Indian Foreign Minister S. Jaishankar held extensive talks with visiting US Secretary of State Mike Pompeo on Monday evening, hours after the latter and US Defense Secretary Mark Esper arrived in this country in the first leg of a five-day Asia trip aimed at bolstering strategic ties amid increasing Chinese influence in the region.
"Pleased to welcome @SecPompeo. Taking our Comprehensive Global Strategic Partnership forward," Jaishankar tweeted moments before the one-to-one meeting with his US counterpart at the iconic Hyderabad House in the heart of the national capital.
On Tuesday, Jaishankar and Indian Defense Minister Rajnath Singh will hold a joint summit -- the third edition of 2 + 2 Ministerial Dialogue -- with Pompeo and Esper. Later that day, both the visiting American leaders will call on Indian Prime Minister Narendra Modi, according to an itinerary released by the Indian External Affairs Ministry.
At the summit, India and the US are likely to ink the Basic Exchange and Cooperation Agreement for Geo-Spatial Cooperation (BECA). “The two (Defense) Ministers have expressed satisfaction that an agreement of BECA will be signed during the visit,” the Defense Ministry has said in a statement.
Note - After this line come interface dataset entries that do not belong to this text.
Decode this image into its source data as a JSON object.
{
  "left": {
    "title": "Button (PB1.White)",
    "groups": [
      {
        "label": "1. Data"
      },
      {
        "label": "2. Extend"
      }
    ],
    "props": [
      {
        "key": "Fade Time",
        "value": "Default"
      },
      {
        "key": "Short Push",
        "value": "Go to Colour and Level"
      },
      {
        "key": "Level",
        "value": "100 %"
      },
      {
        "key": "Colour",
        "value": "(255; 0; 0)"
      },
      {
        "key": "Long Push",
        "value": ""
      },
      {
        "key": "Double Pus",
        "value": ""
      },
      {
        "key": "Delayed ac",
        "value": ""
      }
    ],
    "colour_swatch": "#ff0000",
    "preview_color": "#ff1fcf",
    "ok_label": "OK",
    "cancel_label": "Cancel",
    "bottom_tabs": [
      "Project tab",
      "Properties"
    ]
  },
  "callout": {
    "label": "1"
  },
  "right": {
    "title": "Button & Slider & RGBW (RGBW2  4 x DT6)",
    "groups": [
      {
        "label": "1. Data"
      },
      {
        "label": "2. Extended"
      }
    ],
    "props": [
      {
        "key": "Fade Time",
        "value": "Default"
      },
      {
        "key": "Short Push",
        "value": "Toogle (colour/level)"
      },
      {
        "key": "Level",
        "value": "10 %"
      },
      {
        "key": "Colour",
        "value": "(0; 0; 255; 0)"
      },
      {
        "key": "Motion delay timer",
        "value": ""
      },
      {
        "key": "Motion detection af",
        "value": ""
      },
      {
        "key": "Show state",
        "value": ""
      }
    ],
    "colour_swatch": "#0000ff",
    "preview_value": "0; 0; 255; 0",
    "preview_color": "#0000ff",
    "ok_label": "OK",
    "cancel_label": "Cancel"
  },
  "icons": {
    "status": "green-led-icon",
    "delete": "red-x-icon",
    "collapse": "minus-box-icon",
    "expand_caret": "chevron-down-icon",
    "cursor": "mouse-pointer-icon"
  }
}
Quoting unnamed sources privy to the development, a media report said that under the pact, India will gain access to precision data and topographical images on a real-time basis from the US military satellites. A maritime information agreement is also under discussion between the two countries, another report said.
The visit of the two top President Donald Trump's emissaries comes a week before the American presidential election slated for November 3.
Before boarding the flight to India, Pompeo had tweeted: "Wheels up for my trip to India, Sri Lanka, Maldives, and Indonesia. Grateful for the opportunity to connect with our partners to promote a shared vision for a free and open Indo-Pacific composed of independent, strong, and prosperous nations."
Last week, the US said it was keeping a close watch on the India-China standoff in Ladakh, and expressed its desire in de-escalating the situation along the Line of Actual Control -- an ill-defined, 3,440km-long disputed border.
Both the countries are competing to build infrastructure along the border, which is also known as the Line of Actual Control. The main trigger for the June border clash between India and China was the former's construction of a new road to a high-altitude air base. The clash had left at least 20 Indian soldiers dead.